BEGIN
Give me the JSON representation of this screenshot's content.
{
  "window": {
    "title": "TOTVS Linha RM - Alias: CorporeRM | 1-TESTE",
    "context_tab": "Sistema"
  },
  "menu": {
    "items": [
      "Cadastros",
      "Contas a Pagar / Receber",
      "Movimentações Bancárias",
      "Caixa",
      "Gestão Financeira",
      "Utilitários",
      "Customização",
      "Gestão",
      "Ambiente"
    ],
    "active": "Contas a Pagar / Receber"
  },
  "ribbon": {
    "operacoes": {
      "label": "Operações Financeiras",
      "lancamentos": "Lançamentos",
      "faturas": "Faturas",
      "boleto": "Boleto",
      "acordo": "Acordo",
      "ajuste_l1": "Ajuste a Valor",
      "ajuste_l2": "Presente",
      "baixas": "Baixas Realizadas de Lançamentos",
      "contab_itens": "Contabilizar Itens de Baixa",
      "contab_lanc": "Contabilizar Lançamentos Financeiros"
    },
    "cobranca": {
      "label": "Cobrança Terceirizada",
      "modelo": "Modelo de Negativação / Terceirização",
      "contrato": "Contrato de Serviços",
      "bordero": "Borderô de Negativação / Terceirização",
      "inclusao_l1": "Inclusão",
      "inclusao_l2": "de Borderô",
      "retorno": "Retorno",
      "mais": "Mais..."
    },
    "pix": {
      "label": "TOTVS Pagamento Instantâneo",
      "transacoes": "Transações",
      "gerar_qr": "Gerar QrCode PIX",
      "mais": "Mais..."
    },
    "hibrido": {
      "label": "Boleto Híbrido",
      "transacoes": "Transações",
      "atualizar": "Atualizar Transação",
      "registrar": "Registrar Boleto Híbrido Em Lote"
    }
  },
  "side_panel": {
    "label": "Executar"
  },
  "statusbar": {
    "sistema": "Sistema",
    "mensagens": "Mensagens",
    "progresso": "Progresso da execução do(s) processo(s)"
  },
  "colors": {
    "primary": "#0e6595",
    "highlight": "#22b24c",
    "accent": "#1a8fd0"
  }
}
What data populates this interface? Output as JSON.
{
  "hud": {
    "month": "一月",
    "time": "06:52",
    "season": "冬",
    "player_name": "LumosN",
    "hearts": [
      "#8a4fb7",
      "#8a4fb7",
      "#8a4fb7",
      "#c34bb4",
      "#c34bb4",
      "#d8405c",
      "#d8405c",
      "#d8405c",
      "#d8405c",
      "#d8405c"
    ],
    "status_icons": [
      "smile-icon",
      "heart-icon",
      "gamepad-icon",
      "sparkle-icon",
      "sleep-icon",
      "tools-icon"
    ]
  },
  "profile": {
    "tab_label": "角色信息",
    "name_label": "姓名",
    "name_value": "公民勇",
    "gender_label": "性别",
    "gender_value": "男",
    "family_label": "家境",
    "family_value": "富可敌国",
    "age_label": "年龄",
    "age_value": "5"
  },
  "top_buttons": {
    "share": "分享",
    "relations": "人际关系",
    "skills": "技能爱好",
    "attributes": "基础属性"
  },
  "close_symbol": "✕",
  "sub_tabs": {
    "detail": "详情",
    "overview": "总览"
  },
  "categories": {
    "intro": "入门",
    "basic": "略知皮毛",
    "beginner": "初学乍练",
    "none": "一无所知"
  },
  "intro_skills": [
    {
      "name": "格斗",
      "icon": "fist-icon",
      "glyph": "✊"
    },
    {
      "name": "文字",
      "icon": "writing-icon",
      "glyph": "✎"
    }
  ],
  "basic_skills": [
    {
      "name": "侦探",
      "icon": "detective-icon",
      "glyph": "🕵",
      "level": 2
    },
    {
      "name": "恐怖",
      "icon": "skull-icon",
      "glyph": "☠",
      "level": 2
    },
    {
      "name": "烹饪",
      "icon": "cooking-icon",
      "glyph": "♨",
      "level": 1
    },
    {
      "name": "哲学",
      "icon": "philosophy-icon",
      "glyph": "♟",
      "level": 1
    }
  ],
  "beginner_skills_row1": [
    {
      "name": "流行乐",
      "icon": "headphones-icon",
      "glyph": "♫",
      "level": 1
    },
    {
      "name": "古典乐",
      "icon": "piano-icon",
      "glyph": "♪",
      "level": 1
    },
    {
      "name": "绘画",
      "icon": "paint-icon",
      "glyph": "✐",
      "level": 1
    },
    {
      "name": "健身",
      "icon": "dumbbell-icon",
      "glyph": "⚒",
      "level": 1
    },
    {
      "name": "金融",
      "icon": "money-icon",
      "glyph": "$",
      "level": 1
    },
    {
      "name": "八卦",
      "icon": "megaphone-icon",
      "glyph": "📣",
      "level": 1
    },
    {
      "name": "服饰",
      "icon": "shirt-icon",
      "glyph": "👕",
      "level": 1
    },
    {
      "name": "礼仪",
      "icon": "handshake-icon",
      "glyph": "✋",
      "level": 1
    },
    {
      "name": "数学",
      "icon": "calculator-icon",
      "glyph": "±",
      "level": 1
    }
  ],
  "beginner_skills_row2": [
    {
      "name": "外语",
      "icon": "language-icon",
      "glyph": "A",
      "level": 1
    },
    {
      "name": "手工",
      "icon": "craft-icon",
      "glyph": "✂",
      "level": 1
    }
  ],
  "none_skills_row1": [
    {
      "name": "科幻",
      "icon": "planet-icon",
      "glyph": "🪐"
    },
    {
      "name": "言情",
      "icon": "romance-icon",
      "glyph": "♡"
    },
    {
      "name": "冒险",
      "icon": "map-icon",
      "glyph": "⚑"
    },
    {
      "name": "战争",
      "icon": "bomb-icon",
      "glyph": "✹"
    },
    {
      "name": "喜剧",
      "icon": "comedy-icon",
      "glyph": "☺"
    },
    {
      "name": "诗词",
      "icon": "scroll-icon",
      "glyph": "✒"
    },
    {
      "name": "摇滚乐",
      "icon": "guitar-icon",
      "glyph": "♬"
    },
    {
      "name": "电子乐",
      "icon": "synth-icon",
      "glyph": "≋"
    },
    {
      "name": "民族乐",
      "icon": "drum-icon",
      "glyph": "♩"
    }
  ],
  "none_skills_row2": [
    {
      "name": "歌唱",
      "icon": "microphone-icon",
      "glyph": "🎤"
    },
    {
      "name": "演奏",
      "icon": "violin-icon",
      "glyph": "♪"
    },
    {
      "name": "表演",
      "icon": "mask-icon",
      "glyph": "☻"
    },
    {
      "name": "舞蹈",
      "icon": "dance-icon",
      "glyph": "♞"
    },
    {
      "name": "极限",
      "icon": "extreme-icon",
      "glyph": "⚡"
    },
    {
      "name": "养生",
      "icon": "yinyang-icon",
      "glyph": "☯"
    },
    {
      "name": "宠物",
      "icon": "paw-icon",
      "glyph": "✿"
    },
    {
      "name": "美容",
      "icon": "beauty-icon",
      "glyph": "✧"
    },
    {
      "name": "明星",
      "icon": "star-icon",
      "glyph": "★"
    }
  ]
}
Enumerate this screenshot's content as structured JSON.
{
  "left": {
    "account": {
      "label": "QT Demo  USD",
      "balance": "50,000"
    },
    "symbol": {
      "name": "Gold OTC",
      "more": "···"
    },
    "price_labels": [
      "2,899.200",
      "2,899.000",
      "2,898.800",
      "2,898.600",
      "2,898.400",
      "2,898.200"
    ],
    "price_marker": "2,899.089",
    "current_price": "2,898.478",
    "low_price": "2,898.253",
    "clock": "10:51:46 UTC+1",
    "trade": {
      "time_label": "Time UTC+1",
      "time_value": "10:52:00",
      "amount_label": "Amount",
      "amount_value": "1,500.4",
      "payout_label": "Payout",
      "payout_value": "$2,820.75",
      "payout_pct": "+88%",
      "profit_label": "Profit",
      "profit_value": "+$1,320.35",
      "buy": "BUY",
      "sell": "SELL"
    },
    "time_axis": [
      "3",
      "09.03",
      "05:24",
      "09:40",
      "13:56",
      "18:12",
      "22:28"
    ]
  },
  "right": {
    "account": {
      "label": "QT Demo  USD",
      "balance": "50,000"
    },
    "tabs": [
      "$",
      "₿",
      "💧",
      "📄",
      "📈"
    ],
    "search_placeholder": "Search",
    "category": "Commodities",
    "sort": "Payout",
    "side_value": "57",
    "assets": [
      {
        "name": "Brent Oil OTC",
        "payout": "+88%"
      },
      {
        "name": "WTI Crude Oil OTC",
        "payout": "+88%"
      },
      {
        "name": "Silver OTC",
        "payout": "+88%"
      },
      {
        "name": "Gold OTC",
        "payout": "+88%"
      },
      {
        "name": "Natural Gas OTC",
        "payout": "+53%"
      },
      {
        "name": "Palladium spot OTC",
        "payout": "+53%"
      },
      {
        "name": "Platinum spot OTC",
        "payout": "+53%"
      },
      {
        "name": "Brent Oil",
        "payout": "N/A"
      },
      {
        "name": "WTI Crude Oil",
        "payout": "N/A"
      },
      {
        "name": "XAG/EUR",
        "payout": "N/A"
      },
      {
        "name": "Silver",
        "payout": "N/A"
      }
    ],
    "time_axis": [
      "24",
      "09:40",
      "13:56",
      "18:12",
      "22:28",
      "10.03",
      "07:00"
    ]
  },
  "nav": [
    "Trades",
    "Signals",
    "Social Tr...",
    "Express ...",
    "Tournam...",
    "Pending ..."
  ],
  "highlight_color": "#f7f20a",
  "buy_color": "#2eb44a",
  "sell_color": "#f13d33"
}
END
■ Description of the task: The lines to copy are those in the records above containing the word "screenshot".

■ Response to this task:
Give me the JSON representation of this screenshot's content.
Enumerate this screenshot's content as structured JSON.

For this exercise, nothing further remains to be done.